Amazon Cloud Music scans your hard drive, uploads your music, and lets you access your music catalog over a wireless connection on most mobile devices. In this sense, Amazon's philosophy is the polar opposite of Apple's: Like the various Kindle apps, Amazon Cloud Music lets the consumer choose the right device; it doesn't care about your hardware. iPhone, iPod, and iPad owners can now use Apple's Internet-connected devices to access their music -- and they are now more likely to buy music straight from Amazon.
Amazon represents unique competition
Other companies offer cloud-based music, but none is as big of a threat as Amazon. Pandora, Last.fm, and other popular services are closer to radio stations than music purchasing venues, and, as my BNET colleague Erik Sherman recently wrote, Microsoft (MSFT), Google (GOOG), and Research in Motion (RIMM) are not ready to compete on the music front.
On the other hand, Amazon just launched an app store, pushed its book service onto more than a dozen devices, and has a music store competitively priced against Apple. Apple acquired the cloud-based music service Lala last year and the highly-anticipated iTunes 10 failed to integrate any cloud technology, but Amazon is a strong-enough competitor to get Apple to finally update its music system.
- Amazon Opens Its Music Locker to Close Out Apple and Google
- Microsoft, Google and Rim Put iTunes in Misaligned Crosshairs
- Why the iPhone Nano Will Push Apple Into the Cloud
- Sony's Cloud-Based Music Service Shows What iTunes 10 Could Have Been

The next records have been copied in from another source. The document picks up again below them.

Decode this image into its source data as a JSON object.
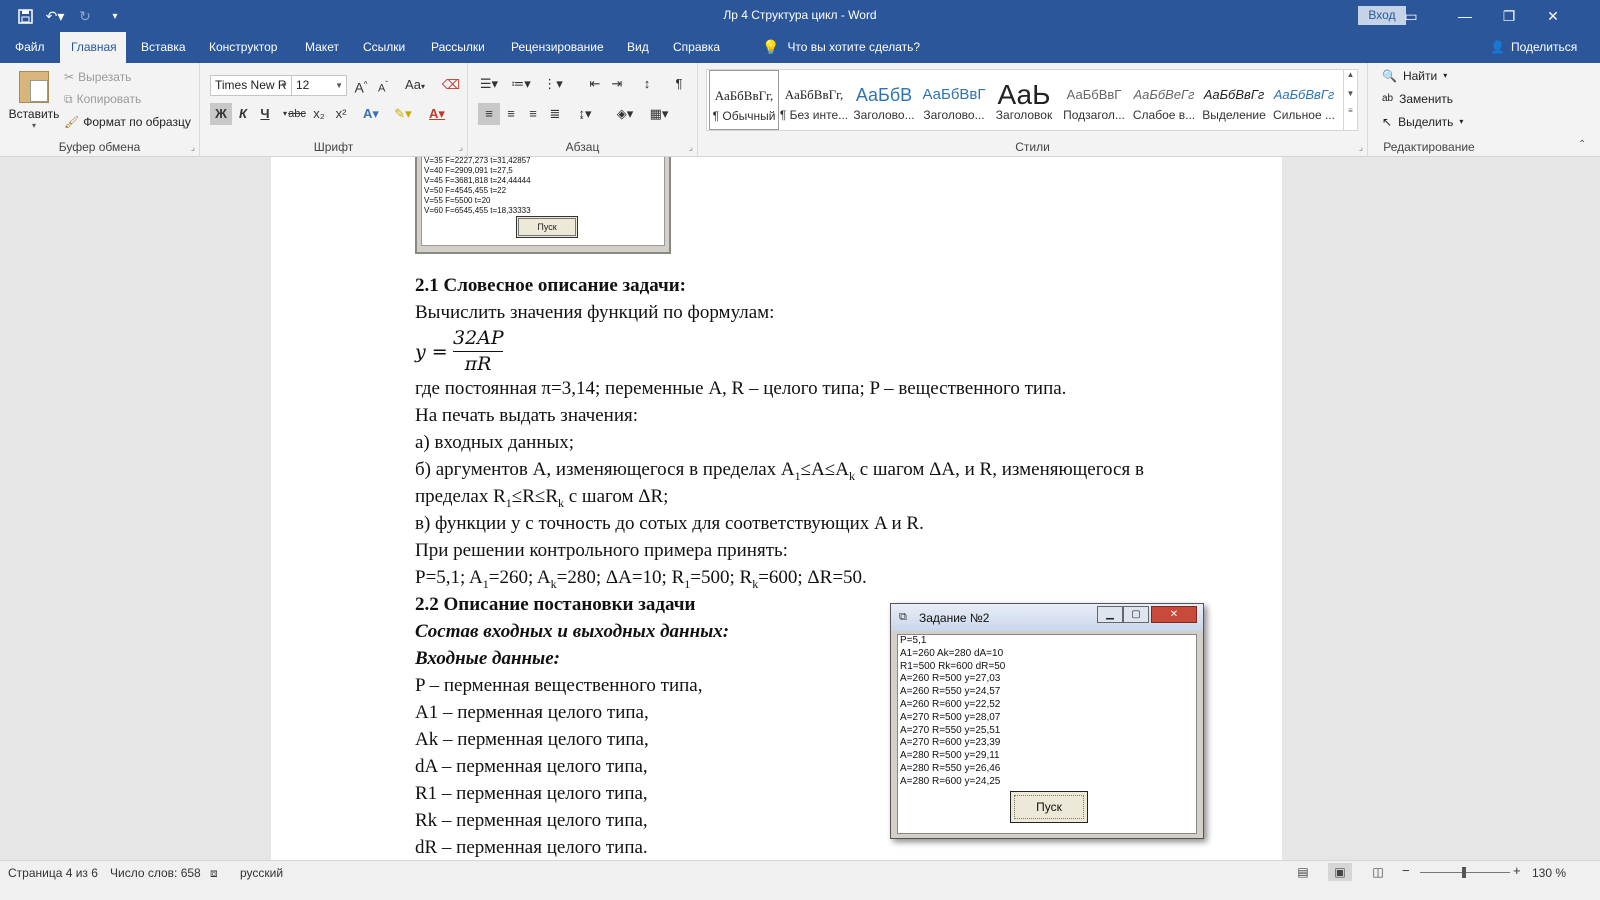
{
  "titlebar": {
    "doc_title": "Лр 4 Структура цикл  -  Word",
    "signin_label": "Вход",
    "qat": {
      "save_icon": "save-icon",
      "undo_icon": "undo-icon",
      "redo_icon": "redo-icon",
      "customize_icon": "customize-qat-icon"
    }
  },
  "tabs": [
    {
      "label": "Файл"
    },
    {
      "label": "Главная"
    },
    {
      "label": "Вставка"
    },
    {
      "label": "Конструктор"
    },
    {
      "label": "Макет"
    },
    {
      "label": "Ссылки"
    },
    {
      "label": "Рассылки"
    },
    {
      "label": "Рецензирование"
    },
    {
      "label": "Вид"
    },
    {
      "label": "Справка"
    }
  ],
  "tell_me": "Что вы хотите сделать?",
  "share_label": "Поделиться",
  "ribbon": {
    "clipboard": {
      "label": "Буфер обмена",
      "paste": "Вставить",
      "cut": "Вырезать",
      "copy": "Копировать",
      "format_painter": "Формат по образцу"
    },
    "font": {
      "label": "Шрифт",
      "font_name": "Times New R",
      "font_size": "12",
      "bold": "Ж",
      "italic": "К",
      "underline": "Ч",
      "strike": "abc",
      "subscript": "x₂",
      "superscript": "x²",
      "grow": "A",
      "shrink": "A",
      "case": "Aa"
    },
    "paragraph": {
      "label": "Абзац"
    },
    "styles": {
      "label": "Стили",
      "items": [
        {
          "preview": "АаБбВвГг,",
          "name": "¶ Обычный"
        },
        {
          "preview": "АаБбВвГг,",
          "name": "¶ Без инте..."
        },
        {
          "preview": "АаБбВ",
          "name": "Заголово..."
        },
        {
          "preview": "АаБбВвГ",
          "name": "Заголово..."
        },
        {
          "preview": "АаЬ",
          "name": "Заголовок"
        },
        {
          "preview": "АаБбВвГ",
          "name": "Подзагол..."
        },
        {
          "preview": "АаБбВеГг",
          "name": "Слабое в..."
        },
        {
          "preview": "АаБбВвГг",
          "name": "Выделение"
        },
        {
          "preview": "АаБбВвГг",
          "name": "Сильное ..."
        }
      ]
    },
    "editing": {
      "label": "Редактирование",
      "find": "Найти",
      "replace": "Заменить",
      "select": "Выделить"
    }
  },
  "mini_window": {
    "lines": [
      "V=35 F=2227,273 t=31,42857",
      "V=40 F=2909,091 t=27,5",
      "V=45 F=3681,818 t=24,44444",
      "V=50 F=4545,455 t=22",
      "V=55 F=5500 t=20",
      "V=60 F=6545,455 t=18,33333"
    ],
    "button": "Пуск"
  },
  "document": {
    "h21": "2.1 Словесное описание задачи:",
    "p1": "Вычислить значения функций по формулам:",
    "formula": {
      "lhs": "y =",
      "num": "32AP",
      "den": "πR"
    },
    "p2": "где постоянная π=3,14; переменные A, R – целого типа; P – вещественного типа.",
    "p3": "На печать выдать значения:",
    "p4": "а) входных данных;",
    "p5a": "б) аргументов A, изменяющегося в пределах A",
    "p5_sub1": "1",
    "p5b": "≤A≤A",
    "p5_subk": "k",
    "p5c": " с шагом ΔA, и R, изменяющегося в",
    "p6a": "пределах R",
    "p6_sub1": "1",
    "p6b": "≤R≤R",
    "p6_subk": "k",
    "p6c": " с шагом ΔR;",
    "p7": "в) функции y с точность до сотых для соответствующих A и R.",
    "p8": "При решении контрольного примера принять:",
    "p9": {
      "a": "P=5,1; A",
      "s1": "1",
      "b": "=260; A",
      "s2": "k",
      "c": "=280; ΔA=10; R",
      "s3": "1",
      "d": "=500; R",
      "s4": "k",
      "e": "=600; ΔR=50."
    },
    "h22": "2.2  Описание постановки задачи",
    "h_io": "Состав входных и выходных данных:",
    "h_in": "Входные данные:",
    "vars": [
      "P – перменная вещественного типа,",
      "A1 – перменная целого типа,",
      "Ak – перменная целого типа,",
      "dA – перменная целого типа,",
      "R1 – перменная целого типа,",
      "Rk – перменная целого типа,",
      "dR – перменная целого типа."
    ]
  },
  "dialog": {
    "title": "Задание №2",
    "lines": [
      "P=5,1",
      "A1=260 Ak=280 dA=10",
      "R1=500 Rk=600 dR=50",
      "A=260 R=500 y=27,03",
      "A=260 R=550 y=24,57",
      "A=260 R=600 y=22,52",
      "A=270 R=500 y=28,07",
      "A=270 R=550 y=25,51",
      "A=270 R=600 y=23,39",
      "A=280 R=500 y=29,11",
      "A=280 R=550 y=26,46",
      "A=280 R=600 y=24,25"
    ],
    "button": "Пуск"
  },
  "status": {
    "page": "Страница 4 из 6",
    "words": "Число слов: 658",
    "language": "русский",
    "zoom": "130 %"
  }
}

- Why the Amazon App Store Leaves the Android Market In the Dust
- iPad 2 Review: More of the Same, but Still Better Than the Rest